----- The input -----

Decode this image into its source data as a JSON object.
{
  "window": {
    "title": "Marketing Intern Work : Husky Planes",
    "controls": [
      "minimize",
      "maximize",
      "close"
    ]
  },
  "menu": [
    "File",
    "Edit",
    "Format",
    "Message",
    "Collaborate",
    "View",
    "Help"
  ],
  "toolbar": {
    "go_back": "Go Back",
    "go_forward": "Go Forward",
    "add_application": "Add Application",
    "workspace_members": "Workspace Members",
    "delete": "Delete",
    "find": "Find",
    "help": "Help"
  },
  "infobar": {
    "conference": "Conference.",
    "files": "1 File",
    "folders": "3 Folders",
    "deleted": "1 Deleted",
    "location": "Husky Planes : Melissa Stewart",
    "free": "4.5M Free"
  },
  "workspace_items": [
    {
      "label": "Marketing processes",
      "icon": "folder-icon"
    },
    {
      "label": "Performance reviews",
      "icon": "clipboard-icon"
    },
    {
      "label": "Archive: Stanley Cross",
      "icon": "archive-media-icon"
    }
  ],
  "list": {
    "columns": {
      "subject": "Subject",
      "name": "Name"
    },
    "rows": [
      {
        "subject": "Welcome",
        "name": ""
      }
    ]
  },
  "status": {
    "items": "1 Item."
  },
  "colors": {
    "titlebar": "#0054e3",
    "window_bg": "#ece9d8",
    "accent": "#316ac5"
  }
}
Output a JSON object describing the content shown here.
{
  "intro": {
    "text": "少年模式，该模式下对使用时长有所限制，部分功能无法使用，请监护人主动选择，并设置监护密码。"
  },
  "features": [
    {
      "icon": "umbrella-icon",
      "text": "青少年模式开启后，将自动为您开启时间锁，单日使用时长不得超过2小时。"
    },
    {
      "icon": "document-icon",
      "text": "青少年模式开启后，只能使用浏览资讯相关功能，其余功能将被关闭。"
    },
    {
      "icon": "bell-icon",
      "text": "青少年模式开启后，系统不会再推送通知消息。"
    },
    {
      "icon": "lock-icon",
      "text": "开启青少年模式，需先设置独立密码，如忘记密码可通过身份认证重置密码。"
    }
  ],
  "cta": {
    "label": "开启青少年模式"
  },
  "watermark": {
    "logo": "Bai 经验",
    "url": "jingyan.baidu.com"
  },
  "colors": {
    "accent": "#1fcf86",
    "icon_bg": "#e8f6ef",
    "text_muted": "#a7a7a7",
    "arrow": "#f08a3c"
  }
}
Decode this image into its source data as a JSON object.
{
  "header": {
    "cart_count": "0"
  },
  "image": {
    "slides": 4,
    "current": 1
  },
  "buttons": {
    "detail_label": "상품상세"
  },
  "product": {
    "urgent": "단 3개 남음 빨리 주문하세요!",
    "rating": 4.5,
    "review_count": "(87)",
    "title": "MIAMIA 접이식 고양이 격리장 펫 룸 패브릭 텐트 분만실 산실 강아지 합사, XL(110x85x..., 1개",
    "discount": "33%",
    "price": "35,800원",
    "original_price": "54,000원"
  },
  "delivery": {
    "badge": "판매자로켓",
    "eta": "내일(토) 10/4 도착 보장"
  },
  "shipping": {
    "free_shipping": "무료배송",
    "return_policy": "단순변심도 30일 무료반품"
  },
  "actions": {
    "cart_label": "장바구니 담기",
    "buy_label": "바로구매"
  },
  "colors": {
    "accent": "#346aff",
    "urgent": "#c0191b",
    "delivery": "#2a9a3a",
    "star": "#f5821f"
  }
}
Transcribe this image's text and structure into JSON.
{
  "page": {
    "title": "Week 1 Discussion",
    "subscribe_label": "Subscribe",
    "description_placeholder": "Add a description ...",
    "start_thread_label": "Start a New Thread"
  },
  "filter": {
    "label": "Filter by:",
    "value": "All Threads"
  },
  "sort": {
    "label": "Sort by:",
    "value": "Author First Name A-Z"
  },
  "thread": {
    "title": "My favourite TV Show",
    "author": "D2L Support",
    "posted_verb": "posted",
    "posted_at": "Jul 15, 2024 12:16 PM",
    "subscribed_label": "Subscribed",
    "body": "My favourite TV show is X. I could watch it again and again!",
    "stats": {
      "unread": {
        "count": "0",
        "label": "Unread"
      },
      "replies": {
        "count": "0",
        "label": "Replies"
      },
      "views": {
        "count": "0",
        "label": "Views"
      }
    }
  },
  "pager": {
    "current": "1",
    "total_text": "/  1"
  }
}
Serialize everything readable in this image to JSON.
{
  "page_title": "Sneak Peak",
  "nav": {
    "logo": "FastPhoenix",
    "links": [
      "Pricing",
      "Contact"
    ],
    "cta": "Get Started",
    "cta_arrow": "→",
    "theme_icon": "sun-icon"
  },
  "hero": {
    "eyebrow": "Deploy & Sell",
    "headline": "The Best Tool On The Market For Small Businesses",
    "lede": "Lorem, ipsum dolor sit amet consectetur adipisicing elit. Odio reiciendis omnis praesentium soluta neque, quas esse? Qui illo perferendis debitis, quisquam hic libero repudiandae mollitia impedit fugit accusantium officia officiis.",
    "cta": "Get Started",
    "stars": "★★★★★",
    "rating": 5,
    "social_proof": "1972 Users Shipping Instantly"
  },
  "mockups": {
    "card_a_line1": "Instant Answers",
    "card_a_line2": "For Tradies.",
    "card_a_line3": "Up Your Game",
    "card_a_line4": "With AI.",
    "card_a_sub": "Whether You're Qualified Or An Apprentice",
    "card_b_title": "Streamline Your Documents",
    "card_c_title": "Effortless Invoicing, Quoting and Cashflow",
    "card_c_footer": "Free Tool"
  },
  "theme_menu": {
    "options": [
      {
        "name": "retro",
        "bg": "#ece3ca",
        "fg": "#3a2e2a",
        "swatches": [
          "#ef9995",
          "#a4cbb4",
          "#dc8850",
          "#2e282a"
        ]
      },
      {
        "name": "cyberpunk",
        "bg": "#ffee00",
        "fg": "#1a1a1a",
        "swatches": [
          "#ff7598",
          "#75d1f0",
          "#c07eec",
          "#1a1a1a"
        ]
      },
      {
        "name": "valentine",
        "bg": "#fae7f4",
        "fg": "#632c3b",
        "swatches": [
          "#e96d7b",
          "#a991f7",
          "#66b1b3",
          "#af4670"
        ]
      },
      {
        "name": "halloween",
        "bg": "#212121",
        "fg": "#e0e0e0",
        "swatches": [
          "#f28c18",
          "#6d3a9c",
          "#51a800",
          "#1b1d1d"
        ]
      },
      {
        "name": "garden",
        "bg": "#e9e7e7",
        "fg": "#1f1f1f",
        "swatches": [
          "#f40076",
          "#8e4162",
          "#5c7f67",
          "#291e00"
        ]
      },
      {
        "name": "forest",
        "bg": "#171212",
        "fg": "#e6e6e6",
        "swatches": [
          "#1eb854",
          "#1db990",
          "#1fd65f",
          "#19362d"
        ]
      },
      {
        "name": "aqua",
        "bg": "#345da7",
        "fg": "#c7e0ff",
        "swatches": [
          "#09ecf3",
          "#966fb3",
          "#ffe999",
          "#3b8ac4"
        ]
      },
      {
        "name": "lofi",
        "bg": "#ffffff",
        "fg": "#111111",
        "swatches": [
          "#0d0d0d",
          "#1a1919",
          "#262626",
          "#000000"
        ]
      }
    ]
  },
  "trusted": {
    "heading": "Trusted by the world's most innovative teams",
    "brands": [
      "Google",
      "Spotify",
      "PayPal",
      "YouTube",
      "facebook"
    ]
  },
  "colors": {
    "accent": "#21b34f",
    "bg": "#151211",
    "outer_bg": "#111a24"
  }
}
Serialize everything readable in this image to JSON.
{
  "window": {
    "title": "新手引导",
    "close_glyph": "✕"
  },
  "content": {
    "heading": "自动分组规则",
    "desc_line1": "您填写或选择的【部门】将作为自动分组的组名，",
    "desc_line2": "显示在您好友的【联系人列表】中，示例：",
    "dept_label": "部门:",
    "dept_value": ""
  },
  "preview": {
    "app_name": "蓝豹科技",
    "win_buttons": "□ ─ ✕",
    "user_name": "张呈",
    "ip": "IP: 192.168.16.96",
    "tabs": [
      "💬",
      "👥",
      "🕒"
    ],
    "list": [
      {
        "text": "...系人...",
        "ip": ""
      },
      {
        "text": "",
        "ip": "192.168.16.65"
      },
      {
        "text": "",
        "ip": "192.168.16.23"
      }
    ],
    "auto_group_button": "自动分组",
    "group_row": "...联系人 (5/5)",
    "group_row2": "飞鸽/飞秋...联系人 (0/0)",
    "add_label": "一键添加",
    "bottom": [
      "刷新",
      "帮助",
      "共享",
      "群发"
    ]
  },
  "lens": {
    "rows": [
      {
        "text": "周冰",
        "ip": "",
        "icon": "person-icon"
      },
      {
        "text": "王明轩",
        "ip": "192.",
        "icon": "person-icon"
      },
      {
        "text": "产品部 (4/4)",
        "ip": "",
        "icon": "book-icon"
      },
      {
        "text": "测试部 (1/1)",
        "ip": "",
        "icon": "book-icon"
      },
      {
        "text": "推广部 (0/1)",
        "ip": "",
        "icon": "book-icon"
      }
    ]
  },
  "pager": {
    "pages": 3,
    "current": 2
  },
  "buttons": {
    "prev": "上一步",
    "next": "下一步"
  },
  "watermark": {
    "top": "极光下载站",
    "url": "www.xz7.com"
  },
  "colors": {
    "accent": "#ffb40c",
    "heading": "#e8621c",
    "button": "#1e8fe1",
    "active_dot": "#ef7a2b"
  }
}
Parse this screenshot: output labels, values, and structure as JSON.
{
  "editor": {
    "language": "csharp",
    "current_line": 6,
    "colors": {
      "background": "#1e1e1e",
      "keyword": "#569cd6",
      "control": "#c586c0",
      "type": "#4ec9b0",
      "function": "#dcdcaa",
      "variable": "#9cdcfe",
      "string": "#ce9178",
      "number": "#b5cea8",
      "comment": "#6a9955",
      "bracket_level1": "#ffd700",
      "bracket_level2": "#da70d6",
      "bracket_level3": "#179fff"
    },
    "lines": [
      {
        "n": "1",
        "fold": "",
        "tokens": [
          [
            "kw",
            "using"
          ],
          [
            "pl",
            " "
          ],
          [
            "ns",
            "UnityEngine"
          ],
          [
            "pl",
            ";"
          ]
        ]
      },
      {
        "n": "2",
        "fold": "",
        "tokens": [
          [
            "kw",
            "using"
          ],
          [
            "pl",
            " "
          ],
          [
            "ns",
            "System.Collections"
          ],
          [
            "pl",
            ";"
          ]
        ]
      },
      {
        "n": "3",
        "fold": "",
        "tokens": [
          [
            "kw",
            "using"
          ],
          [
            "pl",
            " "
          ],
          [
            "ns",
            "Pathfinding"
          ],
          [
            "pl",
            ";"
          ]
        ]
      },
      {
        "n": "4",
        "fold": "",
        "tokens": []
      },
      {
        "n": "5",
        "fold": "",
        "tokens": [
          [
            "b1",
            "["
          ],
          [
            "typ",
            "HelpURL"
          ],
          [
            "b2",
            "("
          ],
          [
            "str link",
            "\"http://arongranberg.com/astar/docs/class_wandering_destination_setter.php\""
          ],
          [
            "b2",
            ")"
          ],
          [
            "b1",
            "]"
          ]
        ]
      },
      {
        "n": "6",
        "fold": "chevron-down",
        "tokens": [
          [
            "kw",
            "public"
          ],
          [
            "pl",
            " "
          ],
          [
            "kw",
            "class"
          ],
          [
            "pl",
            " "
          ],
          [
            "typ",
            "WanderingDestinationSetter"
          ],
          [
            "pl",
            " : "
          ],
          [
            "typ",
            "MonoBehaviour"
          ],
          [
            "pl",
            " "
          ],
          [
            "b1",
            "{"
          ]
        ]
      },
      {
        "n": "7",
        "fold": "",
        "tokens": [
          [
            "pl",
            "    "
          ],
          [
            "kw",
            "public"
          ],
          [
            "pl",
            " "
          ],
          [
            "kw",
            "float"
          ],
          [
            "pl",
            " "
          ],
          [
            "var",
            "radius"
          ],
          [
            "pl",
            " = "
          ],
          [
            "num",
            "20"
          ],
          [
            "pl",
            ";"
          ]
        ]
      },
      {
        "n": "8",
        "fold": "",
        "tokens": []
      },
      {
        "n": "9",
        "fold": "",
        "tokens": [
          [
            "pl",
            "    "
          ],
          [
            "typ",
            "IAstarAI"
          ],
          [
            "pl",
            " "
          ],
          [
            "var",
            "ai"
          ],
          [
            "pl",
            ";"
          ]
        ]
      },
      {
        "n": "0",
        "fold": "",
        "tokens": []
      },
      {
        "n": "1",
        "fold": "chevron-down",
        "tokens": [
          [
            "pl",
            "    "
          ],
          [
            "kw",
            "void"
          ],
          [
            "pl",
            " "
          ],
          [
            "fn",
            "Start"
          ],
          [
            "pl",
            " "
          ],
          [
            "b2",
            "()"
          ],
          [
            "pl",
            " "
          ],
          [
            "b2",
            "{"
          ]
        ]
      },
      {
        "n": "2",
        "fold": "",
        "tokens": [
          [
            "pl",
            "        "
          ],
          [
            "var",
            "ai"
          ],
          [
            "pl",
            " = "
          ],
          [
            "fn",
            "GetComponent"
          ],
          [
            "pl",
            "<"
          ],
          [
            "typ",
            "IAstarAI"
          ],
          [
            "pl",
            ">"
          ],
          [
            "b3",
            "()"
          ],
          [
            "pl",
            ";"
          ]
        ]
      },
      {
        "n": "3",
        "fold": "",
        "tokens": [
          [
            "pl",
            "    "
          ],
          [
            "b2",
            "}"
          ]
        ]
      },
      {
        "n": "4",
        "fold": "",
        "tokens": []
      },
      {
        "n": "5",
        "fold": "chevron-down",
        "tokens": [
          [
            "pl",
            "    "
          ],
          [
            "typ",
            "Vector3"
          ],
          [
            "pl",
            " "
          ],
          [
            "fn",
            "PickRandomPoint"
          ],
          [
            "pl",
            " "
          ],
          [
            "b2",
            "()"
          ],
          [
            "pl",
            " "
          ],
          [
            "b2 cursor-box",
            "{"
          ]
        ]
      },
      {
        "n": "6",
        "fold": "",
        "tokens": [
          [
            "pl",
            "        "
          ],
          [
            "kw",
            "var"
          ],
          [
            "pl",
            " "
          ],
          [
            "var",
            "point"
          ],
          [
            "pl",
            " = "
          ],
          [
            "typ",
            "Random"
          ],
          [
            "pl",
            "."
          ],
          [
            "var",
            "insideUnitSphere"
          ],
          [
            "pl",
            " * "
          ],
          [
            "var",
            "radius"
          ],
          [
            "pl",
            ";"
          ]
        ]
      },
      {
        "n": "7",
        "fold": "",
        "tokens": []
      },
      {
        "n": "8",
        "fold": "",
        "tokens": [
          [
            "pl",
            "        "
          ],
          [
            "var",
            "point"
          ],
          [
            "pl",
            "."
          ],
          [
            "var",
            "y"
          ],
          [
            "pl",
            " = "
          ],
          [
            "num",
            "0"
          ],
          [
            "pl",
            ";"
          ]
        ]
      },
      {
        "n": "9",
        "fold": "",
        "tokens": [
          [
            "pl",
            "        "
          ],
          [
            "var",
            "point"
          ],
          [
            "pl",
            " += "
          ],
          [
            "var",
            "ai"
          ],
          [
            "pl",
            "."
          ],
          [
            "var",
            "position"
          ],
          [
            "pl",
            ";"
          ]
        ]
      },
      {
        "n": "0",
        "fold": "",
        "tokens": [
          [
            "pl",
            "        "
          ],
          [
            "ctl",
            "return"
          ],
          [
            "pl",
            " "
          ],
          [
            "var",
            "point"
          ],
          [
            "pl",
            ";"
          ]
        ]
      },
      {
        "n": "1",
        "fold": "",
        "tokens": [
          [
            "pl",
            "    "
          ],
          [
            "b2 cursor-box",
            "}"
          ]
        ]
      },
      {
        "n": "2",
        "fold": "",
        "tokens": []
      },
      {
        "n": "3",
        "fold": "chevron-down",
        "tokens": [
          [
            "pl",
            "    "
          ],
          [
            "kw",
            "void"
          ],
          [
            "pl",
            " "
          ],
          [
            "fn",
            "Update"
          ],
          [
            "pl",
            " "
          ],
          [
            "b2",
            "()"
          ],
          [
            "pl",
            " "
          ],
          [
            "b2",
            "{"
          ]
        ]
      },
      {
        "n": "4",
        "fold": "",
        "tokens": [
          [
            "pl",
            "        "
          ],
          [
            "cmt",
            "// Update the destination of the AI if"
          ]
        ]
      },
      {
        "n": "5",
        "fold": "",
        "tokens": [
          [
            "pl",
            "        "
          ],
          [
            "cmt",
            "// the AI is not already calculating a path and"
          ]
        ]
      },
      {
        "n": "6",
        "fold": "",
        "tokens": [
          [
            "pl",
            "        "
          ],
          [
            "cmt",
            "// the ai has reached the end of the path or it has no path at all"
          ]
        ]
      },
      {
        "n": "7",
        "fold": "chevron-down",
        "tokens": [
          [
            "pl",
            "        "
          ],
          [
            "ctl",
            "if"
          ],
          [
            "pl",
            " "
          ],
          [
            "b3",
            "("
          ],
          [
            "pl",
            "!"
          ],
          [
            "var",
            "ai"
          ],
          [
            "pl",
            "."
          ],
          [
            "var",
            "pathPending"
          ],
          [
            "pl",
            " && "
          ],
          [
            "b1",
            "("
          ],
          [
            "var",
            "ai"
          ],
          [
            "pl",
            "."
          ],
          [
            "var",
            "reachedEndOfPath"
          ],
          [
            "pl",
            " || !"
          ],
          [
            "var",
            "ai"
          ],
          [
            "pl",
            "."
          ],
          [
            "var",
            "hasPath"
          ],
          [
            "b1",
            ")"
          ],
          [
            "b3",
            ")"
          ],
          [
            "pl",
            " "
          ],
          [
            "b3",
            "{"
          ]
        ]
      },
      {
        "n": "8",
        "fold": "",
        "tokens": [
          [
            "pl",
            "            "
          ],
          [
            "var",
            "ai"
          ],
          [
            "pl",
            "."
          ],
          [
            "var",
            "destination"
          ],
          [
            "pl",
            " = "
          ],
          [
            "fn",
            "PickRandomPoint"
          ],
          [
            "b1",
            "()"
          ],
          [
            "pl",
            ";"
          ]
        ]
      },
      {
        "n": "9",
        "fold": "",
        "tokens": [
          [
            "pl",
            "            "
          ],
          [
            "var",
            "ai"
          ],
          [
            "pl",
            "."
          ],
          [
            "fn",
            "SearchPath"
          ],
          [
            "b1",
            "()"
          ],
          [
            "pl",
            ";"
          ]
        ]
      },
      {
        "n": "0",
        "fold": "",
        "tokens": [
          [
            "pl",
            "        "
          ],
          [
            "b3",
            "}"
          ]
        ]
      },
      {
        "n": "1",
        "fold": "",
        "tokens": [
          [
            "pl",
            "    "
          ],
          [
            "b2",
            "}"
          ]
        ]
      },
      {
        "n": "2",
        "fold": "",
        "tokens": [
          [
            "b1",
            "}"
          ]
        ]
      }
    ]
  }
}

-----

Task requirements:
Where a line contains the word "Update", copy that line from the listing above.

Answer section:
            "Update"
            "// Update the destination of the AI if"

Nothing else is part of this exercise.